Tuesday’s trade by the Washington Nationals that sent outfielder Juan Soto as well as first baseman Josh Bell to the San Diego Padres in return for a cast of prospects (first baseman/designated hitter Luke Voit, shortstop C.J. Abrams, outfielders Robert Hassell III and James Wood, and pitchers MacKenzie Gore and Jarlin Susana) evoked last year’s trade of pitcher Max Scherzer and shortstop Trea Turner to Los Angeles, although with a higher long-term potential upside. It essentially completes the sell-off of our 2019 World Series team for a cloud of baseball probability.
And yet seeing a generational talent like Soto go feels like less of a gut punch than last year’s trade-deadline move.

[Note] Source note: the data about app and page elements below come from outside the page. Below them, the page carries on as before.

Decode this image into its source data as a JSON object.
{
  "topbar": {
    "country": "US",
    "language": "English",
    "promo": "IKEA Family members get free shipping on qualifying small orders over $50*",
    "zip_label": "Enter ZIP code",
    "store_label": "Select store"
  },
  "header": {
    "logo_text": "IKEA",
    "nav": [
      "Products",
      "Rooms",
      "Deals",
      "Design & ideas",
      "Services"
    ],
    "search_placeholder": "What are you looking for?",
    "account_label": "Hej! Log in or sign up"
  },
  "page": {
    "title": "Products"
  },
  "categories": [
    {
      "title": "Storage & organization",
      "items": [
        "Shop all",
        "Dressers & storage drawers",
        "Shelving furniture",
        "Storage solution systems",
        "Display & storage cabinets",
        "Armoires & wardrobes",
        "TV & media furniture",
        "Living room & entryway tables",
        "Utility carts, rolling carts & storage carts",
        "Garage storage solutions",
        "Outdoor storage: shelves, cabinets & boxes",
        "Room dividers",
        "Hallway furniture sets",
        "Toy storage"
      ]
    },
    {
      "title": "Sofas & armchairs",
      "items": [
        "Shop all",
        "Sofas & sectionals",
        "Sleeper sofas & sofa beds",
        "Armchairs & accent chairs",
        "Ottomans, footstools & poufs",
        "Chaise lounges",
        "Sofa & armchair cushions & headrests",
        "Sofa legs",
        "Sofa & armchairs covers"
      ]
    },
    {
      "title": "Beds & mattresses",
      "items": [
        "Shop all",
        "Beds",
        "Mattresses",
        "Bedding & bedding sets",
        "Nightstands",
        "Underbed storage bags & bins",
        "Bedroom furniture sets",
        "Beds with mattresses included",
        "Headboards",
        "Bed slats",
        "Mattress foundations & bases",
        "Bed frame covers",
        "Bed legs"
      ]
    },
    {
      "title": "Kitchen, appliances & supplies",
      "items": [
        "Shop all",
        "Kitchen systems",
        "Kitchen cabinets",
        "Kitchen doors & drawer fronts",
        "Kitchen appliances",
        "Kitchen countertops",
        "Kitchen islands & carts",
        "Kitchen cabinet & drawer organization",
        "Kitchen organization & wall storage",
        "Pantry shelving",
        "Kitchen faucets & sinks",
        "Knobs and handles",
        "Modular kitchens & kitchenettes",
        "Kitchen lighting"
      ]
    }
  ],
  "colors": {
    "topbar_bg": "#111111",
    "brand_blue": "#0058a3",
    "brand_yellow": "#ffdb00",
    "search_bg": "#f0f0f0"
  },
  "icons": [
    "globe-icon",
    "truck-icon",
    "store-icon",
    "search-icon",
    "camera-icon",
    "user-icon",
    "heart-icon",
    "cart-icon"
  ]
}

First, last year we could pretend that the team had been in a 2021 equivalent of 2019’s 19-31 start. Yes, the Nats were also terrible in 2020, but that season started late and didn’t feature fans in the stands at Nationals Park, so it was just weird even before all of the injuries among an aging team.

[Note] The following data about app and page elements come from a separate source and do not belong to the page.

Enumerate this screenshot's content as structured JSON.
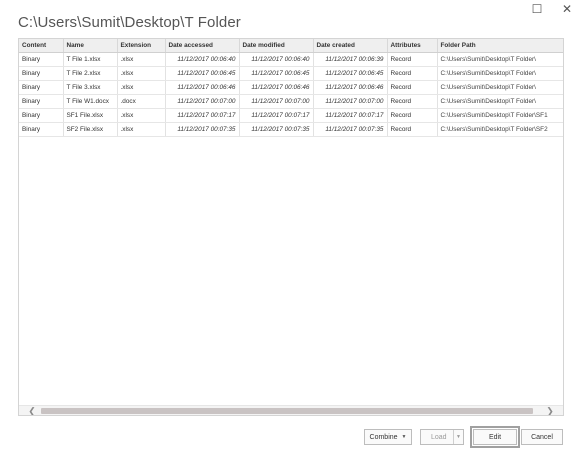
{
  "window": {
    "maximize_glyph": "☐",
    "close_glyph": "✕"
  },
  "title": "C:\\Users\\Sumit\\Desktop\\T Folder",
  "table": {
    "columns": [
      "Content",
      "Name",
      "Extension",
      "Date accessed",
      "Date modified",
      "Date created",
      "Attributes",
      "Folder Path"
    ],
    "rows": [
      [
        "Binary",
        "T File 1.xlsx",
        ".xlsx",
        "11/12/2017 00:06:40",
        "11/12/2017 00:06:40",
        "11/12/2017 00:06:39",
        "Record",
        "C:\\Users\\Sumit\\Desktop\\T Folder\\"
      ],
      [
        "Binary",
        "T File 2.xlsx",
        ".xlsx",
        "11/12/2017 00:06:45",
        "11/12/2017 00:06:45",
        "11/12/2017 00:06:45",
        "Record",
        "C:\\Users\\Sumit\\Desktop\\T Folder\\"
      ],
      [
        "Binary",
        "T File 3.xlsx",
        ".xlsx",
        "11/12/2017 00:06:46",
        "11/12/2017 00:06:46",
        "11/12/2017 00:06:46",
        "Record",
        "C:\\Users\\Sumit\\Desktop\\T Folder\\"
      ],
      [
        "Binary",
        "T File W1.docx",
        ".docx",
        "11/12/2017 00:07:00",
        "11/12/2017 00:07:00",
        "11/12/2017 00:07:00",
        "Record",
        "C:\\Users\\Sumit\\Desktop\\T Folder\\"
      ],
      [
        "Binary",
        "SF1 File.xlsx",
        ".xlsx",
        "11/12/2017 00:07:17",
        "11/12/2017 00:07:17",
        "11/12/2017 00:07:17",
        "Record",
        "C:\\Users\\Sumit\\Desktop\\T Folder\\SF1"
      ],
      [
        "Binary",
        "SF2 File.xlsx",
        ".xlsx",
        "11/12/2017 00:07:35",
        "11/12/2017 00:07:35",
        "11/12/2017 00:07:35",
        "Record",
        "C:\\Users\\Sumit\\Desktop\\T Folder\\SF2"
      ]
    ]
  },
  "scrollbar": {
    "left_arrow": "❮",
    "right_arrow": "❯"
  },
  "buttons": {
    "combine": "Combine",
    "load": "Load",
    "edit": "Edit",
    "cancel": "Cancel",
    "dropdown_caret": "▼"
  }
}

This year, however, we have been objectively bad from Opening Day onwards. Soto gave those of us in the stands exciting moments, but if he wanted to win a lot of games soon, Nats Park was not going to be his home field of choice.
Second, the team made a good-faith offer even though current ownership is now exploring selling the team. You can say that management should have worked harder to keep homegrown prospects around over the past few years, but you cannot say that $440 million over 15 years was not a legitimate deal to put on the table.
Soto turning that down only made it a question of what we’d get in a trade before the 2024 expiration of his contract–unless you were thinking that new ownership would swoop in first, back up an even larger bank truck and get a different answer. But what about the star-crossed history of baseball in D.C. would lead any Nats fan who had been in the stands for the 2012 NLDS to pin their hopes on that outcome?
So I feel less gutted about the thought of Soto in a Padres uniform than I might have expected. It helps that he won’t be wearing a Yankees, Braves or Phillies jersey; it will not help if, years from now, the cap on Soto’s likely portrait on a plaque in Cooperstown represents a team that isn’t the Washington Nationals.
Meanwhile, I live in the same place that I’ve called home for the last three decades and counting, the players who run out of the dugout on the first-base side of Nats Park at the start of a game wear jerseys with a curly W for my city, and a pennant above the scoreboard reminds me that I saw D.C. win a World Series championship and redeem all the pain of previous postseasons. And the next time I see a game in some other ballpark, of course I’m going to wear a Nats cap. I love baseball and I love having it here, even if the daily reality of this business may sometimes make me feel like a chump.